I was required to submit copies of all the case law and other documents to which i referred and relied upon during my viva voce arguments that I presented at the Tribunal Hearing. A copy of all these documents has been submitted to the Tribunal as the Appellant's Viva Voce Arguments Submissions Brief (Version A01) which you can download and review (Caution: it's a 29.16 MByte Adobe Acrobat pdf, with 1,623 pages, so dialup Internet users will be a lifetime getting it downloaded). In Adobe Reader, bookmarks are activated by clicking on a blue ribbon symbol near the top of the left margin of the Reader window. The references are bookmarked in this file using the format: XX_TitleDescription where XX is the Footnote # in the Appellant's Viva Voce Arguments, and TitleDescription is a short description of the document starting at that bookmark.

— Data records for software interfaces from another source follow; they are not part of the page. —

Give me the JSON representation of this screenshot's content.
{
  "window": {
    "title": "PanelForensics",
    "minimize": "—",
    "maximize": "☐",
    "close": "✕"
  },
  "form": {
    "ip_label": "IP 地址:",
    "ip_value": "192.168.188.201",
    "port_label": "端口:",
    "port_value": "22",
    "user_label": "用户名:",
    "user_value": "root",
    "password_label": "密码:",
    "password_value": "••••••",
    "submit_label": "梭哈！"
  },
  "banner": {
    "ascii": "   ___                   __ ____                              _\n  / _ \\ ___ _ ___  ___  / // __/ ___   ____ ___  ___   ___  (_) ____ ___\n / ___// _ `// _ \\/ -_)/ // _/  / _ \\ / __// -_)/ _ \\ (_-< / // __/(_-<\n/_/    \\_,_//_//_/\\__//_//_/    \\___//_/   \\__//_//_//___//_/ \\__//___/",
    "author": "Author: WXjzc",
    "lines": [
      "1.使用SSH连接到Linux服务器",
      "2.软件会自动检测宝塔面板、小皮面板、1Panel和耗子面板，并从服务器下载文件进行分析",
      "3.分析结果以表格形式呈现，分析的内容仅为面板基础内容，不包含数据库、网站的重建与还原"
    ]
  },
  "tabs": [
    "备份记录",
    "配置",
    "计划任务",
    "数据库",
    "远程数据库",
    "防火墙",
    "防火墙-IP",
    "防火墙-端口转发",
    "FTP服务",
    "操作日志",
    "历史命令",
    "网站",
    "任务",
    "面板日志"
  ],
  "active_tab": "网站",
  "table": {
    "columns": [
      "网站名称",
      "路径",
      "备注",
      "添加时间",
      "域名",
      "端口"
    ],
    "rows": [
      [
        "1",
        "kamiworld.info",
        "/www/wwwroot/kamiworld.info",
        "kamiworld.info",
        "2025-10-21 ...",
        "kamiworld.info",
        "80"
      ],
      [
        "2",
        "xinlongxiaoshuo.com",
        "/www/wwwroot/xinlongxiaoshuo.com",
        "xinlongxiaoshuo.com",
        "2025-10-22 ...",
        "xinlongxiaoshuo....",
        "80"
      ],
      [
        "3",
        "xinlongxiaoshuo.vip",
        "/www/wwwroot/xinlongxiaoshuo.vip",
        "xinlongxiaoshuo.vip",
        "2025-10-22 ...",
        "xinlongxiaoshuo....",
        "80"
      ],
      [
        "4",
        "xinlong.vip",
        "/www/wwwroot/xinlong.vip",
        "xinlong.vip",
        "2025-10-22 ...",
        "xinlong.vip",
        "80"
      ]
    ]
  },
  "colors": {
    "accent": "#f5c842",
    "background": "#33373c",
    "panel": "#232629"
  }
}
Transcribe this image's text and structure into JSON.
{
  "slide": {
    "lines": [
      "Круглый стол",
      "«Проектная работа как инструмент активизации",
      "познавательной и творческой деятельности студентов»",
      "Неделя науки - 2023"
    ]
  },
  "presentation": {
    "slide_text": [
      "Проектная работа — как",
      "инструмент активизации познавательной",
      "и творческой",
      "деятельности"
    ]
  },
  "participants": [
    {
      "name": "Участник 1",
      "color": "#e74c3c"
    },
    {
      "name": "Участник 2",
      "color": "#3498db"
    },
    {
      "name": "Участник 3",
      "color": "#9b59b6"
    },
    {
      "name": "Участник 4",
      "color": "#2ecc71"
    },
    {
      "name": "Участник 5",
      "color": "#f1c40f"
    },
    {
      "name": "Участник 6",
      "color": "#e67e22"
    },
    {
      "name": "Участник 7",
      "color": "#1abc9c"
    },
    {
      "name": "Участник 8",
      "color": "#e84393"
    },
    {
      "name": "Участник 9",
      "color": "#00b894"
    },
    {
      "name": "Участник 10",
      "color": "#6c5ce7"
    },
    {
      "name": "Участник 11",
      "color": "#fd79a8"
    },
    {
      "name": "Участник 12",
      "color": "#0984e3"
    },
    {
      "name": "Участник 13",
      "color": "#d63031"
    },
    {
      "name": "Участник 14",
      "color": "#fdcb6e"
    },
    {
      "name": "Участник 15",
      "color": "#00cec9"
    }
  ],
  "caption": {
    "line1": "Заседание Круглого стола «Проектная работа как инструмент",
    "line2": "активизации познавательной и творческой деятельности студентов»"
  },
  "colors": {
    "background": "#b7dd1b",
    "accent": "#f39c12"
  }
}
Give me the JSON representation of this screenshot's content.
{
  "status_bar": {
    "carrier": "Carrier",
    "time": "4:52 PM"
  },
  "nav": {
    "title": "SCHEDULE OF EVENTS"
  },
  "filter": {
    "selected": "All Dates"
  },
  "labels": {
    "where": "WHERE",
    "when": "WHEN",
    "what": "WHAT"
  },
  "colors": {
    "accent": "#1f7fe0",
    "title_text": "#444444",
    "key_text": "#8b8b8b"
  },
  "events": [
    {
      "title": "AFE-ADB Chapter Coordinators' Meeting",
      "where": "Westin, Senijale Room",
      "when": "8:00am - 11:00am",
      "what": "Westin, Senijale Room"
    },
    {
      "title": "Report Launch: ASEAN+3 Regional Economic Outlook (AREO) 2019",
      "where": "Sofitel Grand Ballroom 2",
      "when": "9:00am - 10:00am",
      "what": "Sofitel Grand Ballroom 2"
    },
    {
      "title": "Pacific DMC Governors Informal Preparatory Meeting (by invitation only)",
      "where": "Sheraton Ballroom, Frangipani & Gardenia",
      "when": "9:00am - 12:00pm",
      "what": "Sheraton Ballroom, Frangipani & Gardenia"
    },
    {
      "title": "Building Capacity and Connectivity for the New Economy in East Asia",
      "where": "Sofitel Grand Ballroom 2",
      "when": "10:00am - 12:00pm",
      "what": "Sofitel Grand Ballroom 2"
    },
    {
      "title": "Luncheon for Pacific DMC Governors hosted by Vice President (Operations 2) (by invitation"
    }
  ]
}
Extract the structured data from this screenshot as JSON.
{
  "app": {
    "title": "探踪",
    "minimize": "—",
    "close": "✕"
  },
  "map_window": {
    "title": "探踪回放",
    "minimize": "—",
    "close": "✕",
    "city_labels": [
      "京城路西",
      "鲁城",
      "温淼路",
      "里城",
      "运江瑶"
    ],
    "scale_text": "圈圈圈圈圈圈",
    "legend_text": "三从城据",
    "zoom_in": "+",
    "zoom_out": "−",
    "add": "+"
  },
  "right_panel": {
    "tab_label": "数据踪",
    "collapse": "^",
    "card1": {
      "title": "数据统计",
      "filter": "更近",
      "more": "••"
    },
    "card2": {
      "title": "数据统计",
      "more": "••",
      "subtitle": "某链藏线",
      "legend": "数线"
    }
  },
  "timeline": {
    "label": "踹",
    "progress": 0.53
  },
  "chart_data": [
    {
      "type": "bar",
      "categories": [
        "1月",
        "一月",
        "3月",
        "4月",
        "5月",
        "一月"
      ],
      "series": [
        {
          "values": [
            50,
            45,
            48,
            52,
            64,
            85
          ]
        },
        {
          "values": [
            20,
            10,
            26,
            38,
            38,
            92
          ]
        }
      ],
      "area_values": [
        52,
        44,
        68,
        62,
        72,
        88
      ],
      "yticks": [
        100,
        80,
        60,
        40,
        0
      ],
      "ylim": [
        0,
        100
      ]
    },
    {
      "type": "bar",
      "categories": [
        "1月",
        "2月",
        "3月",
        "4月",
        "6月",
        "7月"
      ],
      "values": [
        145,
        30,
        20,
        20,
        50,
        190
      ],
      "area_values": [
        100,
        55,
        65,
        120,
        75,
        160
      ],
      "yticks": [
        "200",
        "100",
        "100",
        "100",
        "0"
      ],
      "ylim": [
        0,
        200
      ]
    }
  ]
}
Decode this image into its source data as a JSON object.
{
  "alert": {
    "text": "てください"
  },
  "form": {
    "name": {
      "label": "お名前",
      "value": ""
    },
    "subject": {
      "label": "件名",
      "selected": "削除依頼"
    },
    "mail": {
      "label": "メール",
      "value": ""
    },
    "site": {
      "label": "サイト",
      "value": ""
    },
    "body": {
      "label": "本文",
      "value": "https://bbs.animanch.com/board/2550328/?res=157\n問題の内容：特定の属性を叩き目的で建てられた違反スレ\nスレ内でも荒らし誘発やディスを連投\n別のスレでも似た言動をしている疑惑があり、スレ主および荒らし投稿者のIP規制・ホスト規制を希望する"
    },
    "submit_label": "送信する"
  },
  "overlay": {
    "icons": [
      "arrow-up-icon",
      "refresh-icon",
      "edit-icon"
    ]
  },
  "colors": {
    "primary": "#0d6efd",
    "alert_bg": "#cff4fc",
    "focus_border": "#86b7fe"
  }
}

In this preliminary version of the submission's brief, I have been unable to obtain the following cases and reference documents:
- Footnote #4: United Nations Committee on Economic, Social and Cultural Rights, Responses to the Supplementary Questions to Canada’s Third Report on the International Covenant on Economic, Social and Cultural Rights, 1998, UN Doc HR/CESCR/NONE/98/8 I have a request in to Heritage Canada to supply me this document.
- Footnote #19: Lorne Sossin, Boundaries of Judicial Review: The Law of Justiciability in Canada, 2nd ed., ISBN: 978-0-7798-4933-8 (Toronto:Thomson Reuters, 2012) at pg. 244. I have an inter-library loan request for a copy of page 244 of this textbook submitted to Osgoode Law Library at York University. In the interim, I have included a Book Review on the text, and the Table of Contents showing the item referenced on pg. 244.